In a back and forth communication (email ping pong), I shared my story for when people find themselves fretting about competition. I remind them that in my business my competition is anybody with a mouth. This usually draws a few chuckles from my audiences… but I am stone-cold serious. Read the rest of this entry »
If there is any truth to this title, then I suppose it is in our best interest to get a few of our prospects and customers moving in the right direction.
Today my plan is to introduce a system that is designed and proven to just that. It is affectionately known as the 2-Step Marketing System, and you can virtually take this strategy to the bank.
This is a non-intrusive way to get “interested” prospects in your particular marketplace to raise their hand indicting a genuine interest in your product or service. The system happens to be as old as dirt itself, but like everything that is good and logical, it still works today like a charm. Read the rest of this entry »
A few years back I had the pleasure of speaking to a room full of tractor distributors in Raleigh Durham, North Carolina. This was an audience of t-shirted, baseball-capped, suspender-equipped, gum-chewing ladies and gentlemen who like you had an intense interest in learning how to “eat regularly.”
Prior to my chance to wax eloquent, I sat in the rear of the room taking copious notes learning what was important to this particular group. Reason being, I wanted to hit a “home run” when it was my turn to speak. Read the rest of this entry »
I remember it like it happened yesterday. Even seasoned travelers like myself have a bag full of embarrassing war stories.
This particular episode came into play as I forgot my passport while traveling to Toronto. Although not a life or death scenario, it did highlight the propensity for squared away individuals (like myself) to fall prey to the human element of stupidity.

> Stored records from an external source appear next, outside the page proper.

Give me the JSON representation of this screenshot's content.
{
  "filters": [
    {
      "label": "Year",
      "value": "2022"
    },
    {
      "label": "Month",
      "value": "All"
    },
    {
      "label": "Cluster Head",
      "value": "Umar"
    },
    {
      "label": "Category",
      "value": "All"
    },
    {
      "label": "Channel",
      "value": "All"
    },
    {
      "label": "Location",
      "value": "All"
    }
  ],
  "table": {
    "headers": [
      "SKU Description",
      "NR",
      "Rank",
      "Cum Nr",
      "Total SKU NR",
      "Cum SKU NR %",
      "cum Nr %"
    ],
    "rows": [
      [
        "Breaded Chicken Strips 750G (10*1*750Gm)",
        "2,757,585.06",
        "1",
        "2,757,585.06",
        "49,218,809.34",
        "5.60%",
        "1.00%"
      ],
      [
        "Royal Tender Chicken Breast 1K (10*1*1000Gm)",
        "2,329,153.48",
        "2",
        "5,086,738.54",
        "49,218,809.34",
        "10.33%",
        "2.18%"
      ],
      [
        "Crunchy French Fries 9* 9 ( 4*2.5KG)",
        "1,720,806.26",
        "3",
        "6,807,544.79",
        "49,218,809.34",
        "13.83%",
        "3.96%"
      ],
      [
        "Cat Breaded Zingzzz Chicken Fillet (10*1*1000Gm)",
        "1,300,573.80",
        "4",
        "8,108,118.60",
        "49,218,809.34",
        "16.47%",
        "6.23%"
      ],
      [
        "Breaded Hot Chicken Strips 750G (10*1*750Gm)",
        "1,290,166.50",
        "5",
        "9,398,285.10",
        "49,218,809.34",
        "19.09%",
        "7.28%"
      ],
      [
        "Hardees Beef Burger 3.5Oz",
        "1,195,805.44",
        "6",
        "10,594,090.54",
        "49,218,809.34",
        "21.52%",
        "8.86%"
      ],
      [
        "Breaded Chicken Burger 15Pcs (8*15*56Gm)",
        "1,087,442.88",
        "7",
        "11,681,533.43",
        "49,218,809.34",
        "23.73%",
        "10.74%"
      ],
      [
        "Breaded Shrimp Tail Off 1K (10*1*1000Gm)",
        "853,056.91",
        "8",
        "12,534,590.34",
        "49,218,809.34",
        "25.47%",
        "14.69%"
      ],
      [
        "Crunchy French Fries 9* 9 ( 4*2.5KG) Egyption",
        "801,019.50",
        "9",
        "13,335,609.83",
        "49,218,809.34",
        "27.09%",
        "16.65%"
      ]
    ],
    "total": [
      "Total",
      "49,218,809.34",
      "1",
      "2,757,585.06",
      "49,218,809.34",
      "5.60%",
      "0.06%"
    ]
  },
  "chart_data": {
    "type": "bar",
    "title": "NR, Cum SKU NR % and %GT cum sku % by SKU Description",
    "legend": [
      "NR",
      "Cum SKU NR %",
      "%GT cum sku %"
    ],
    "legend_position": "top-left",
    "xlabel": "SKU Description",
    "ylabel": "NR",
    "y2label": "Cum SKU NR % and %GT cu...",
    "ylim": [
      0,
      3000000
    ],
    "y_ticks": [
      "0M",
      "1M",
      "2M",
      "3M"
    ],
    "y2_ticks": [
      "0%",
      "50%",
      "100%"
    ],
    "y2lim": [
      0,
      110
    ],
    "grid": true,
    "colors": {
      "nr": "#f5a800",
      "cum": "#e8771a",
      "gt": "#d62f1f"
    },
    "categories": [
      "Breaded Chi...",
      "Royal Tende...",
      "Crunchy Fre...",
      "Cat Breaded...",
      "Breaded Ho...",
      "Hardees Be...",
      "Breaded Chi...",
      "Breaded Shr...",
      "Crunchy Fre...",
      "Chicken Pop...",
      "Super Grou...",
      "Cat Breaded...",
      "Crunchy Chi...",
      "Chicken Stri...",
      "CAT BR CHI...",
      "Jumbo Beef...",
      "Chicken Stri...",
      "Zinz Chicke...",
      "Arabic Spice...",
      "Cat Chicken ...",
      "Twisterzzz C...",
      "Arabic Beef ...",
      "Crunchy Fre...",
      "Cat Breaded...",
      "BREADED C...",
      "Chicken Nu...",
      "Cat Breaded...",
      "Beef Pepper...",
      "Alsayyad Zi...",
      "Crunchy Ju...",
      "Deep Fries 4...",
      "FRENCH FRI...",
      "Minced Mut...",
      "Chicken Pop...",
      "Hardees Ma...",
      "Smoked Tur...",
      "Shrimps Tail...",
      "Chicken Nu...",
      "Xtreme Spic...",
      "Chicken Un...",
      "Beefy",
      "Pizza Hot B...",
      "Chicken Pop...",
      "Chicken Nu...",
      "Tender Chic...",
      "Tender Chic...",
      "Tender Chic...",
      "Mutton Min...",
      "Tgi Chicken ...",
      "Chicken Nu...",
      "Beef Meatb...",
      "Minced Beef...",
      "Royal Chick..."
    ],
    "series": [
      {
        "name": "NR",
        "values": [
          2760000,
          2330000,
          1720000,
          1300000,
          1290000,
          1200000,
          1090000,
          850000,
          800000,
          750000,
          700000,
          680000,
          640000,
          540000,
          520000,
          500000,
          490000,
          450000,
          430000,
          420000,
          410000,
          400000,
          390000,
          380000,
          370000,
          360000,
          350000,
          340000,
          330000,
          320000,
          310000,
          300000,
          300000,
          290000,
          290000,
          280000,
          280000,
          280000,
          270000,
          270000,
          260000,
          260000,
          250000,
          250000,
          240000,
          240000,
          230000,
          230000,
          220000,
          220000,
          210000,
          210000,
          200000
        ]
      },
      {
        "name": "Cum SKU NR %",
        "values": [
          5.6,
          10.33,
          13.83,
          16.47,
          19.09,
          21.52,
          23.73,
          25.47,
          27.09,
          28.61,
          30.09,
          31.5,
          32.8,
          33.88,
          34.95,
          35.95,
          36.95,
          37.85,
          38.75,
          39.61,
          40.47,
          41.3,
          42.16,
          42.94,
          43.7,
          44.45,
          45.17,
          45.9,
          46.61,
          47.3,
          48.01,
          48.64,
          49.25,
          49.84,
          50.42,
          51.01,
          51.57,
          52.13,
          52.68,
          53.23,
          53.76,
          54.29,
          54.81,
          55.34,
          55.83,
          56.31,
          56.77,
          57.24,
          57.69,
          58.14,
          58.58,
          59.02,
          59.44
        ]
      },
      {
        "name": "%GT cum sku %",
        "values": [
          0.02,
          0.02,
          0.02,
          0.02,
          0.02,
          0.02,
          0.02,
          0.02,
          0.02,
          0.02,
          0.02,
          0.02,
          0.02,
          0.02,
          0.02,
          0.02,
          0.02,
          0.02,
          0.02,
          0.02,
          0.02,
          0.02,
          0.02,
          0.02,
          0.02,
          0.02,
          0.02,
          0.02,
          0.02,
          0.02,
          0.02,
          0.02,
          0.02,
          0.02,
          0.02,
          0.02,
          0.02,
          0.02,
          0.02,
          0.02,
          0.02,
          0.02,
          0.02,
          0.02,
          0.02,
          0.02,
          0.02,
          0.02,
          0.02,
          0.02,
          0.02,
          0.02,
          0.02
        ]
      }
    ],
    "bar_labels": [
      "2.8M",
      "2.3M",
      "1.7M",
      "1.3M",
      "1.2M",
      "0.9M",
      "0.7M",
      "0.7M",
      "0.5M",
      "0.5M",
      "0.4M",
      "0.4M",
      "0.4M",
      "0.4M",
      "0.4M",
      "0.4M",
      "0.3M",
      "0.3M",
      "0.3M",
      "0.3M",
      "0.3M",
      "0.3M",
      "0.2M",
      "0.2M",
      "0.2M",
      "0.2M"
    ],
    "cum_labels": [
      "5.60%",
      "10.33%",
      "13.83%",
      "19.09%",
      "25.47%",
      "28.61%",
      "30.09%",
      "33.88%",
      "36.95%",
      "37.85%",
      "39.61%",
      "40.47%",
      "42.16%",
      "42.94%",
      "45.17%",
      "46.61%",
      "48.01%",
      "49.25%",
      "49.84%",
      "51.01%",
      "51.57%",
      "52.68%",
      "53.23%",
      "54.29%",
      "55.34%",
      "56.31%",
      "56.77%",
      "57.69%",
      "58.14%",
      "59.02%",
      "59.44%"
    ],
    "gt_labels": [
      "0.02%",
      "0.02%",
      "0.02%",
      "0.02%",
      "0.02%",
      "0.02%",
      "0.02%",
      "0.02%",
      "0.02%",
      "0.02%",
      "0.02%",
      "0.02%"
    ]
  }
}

I blamed nobody but myself for this time consuming and somewhat expensive faux pas. But if I had a travel agent who was not frightened to remind me to pack my socks, tie, toothbrush, and my Passport – I would have been sharing a different message today. Read the rest of this entry »
Batters miss pitches. Receivers miss catches. Tall basketball guys miss free-throw shots. Singers fail to make the cut. Actors don’t always get the role. Talented people don’t get hired. The best proposal does not always win. Sales professionals miss deals. And you too, will fall short at whatever it is you do from time to time.
From yoga practitioners to the ski slope heroes, from the classroom to the boardroom, people have, do, and will continue to fail on occasion. And when they do the rank and file (those tethered to mediocrity) will dig into their excuse ditty-bag and begin boring us all to tears with all the “reasons why.”
I am reminded of an important lesson I learned quite a few years ago Read the rest of this entry »
Since entering the travel industry in 1984, I have effectively uncovered a simple way to hold on to your valued “partners.” Notice I did not label them “customers” or “clients.” I will explain why shortly.
Having recently been introduced to a shameful statistic, I thought it timely to offer my slant on this subject. I am anxious to see how you swallow this dose of reality: When interviewed, travel agents believe they retain 78% of their paying customers. When interviewed, paying customers cite their loyalty factor closer to 35%. Read the rest of this entry »
Contrary to popular belief, your biggest problem may not involve your failure to communicate.
A few years back the movie Cool Hand Luke starring Paul Newman identified a universal concern as it pertained to the business world. In a famous scene, the feisty prison warden directed his wrath toward Newman and said in a threatening tone. ”What we have here, is a failure to communicate.”
This single scene may very well be responsible for the popular communication movement today. Read the rest of this entry »